19 – Madonna – Ray of Light

At the end of “Drowned World/Substitute for Love,” the meditative opening track of Ray of Light, Madonna utters some of the most powerful words a woman can declare: “I’ve changed my mind.” She had spent the early ’90s pushing the envelope on sexual taboos before cooling off with the tasteful R&B album Bedtime Stories, returning four years later as a new mother on the brink of 40, spiritual and self-actualized. It was one of the most shocking things Madonna could have done.

Madonna's Ray of Light on Pitchfork's The 50 Best Albums of 1998 List

Though Ray of Light took pop soul-searching to new heights, the album’s palette of understated techno and electronica furthered Madonna’s longtime M.O.: From the start of her career, she had been attuned to the undercurrents of club music, finding ways to incorporate trending subgenres into mainstream pop (for better or worse). With the help of under-the-radar electronic producer William Orbit, Madonna steered clear of new age clichés (with the exception of the Sanskrit yoga chants on “Shanti/Ashtangi”) and made a record that still sounds stylish and forward-thinking. The title track wasn’t just one of Madonna’s best singles to date, but also a hedonistic cheat-sheet for clean-living, self-helping ravers to come. As for the darker end of introspection, Madonna offered up a handful of striking songs about the complicated nature of motherhood in “Frozen” and “Nothing Really Matters.” She never lets listeners forget that she’s seen it all, but it doesn’t mean she still can’t be stunned and humbled by life itself. –Jillian Mapes

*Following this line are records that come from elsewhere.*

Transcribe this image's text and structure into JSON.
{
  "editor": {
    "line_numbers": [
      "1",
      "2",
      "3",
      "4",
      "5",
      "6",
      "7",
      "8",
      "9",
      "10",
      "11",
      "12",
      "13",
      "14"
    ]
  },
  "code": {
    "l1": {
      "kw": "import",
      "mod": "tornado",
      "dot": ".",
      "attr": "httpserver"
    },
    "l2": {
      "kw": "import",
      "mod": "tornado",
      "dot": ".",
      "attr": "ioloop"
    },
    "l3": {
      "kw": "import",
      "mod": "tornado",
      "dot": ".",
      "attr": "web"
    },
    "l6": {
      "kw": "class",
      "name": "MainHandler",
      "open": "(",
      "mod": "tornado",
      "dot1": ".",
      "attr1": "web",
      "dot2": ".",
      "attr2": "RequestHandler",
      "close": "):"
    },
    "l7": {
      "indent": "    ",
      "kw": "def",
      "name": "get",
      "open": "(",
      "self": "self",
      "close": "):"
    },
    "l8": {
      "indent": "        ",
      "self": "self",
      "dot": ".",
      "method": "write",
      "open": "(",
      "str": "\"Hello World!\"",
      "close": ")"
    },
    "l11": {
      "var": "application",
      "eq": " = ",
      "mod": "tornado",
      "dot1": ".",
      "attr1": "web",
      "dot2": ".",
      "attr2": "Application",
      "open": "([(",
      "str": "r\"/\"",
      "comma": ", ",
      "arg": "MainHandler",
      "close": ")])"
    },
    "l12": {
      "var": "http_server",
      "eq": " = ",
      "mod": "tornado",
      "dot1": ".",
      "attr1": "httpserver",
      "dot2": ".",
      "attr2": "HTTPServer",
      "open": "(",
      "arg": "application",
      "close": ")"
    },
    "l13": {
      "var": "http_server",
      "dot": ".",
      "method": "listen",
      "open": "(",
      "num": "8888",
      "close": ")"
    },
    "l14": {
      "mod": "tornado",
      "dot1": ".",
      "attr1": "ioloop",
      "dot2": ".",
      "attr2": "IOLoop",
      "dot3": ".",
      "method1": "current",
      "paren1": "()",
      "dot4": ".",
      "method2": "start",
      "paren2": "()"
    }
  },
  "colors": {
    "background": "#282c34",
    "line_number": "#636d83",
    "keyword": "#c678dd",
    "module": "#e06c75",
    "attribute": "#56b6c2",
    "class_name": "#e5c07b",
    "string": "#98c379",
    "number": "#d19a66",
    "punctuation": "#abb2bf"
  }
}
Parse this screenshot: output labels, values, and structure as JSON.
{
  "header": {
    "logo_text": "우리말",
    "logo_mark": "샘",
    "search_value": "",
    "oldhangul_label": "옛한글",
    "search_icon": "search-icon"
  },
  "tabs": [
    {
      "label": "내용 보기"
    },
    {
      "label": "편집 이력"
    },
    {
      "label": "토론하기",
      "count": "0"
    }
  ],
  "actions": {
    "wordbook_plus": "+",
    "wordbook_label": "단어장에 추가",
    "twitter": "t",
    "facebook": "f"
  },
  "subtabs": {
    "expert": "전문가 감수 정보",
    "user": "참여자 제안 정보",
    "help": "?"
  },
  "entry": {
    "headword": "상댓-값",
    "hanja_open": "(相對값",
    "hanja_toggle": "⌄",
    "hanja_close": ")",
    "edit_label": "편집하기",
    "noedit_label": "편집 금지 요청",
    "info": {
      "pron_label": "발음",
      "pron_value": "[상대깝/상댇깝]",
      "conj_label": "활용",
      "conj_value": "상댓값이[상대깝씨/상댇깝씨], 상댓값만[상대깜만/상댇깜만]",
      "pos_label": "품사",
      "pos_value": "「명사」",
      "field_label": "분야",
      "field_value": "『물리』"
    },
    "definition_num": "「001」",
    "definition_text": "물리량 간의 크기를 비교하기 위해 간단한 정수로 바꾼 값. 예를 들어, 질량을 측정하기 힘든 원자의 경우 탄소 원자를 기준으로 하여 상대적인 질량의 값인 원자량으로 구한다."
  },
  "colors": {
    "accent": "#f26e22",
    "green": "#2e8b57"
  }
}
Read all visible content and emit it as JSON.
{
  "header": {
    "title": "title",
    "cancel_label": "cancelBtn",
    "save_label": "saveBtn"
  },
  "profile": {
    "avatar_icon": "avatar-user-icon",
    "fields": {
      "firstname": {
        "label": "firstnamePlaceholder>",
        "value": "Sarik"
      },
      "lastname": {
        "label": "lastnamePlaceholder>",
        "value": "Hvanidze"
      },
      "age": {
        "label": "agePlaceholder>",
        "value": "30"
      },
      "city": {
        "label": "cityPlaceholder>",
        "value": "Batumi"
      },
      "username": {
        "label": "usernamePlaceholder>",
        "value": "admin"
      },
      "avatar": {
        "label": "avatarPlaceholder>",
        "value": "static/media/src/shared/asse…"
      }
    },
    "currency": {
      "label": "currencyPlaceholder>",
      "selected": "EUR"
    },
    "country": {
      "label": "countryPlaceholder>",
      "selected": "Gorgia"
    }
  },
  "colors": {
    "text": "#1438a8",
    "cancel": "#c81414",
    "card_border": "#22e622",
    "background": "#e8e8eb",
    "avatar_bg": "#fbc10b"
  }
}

Listen: Madonna, “Nothing Really Matters”

Pitchfork’s The 50 Best Albums of 1998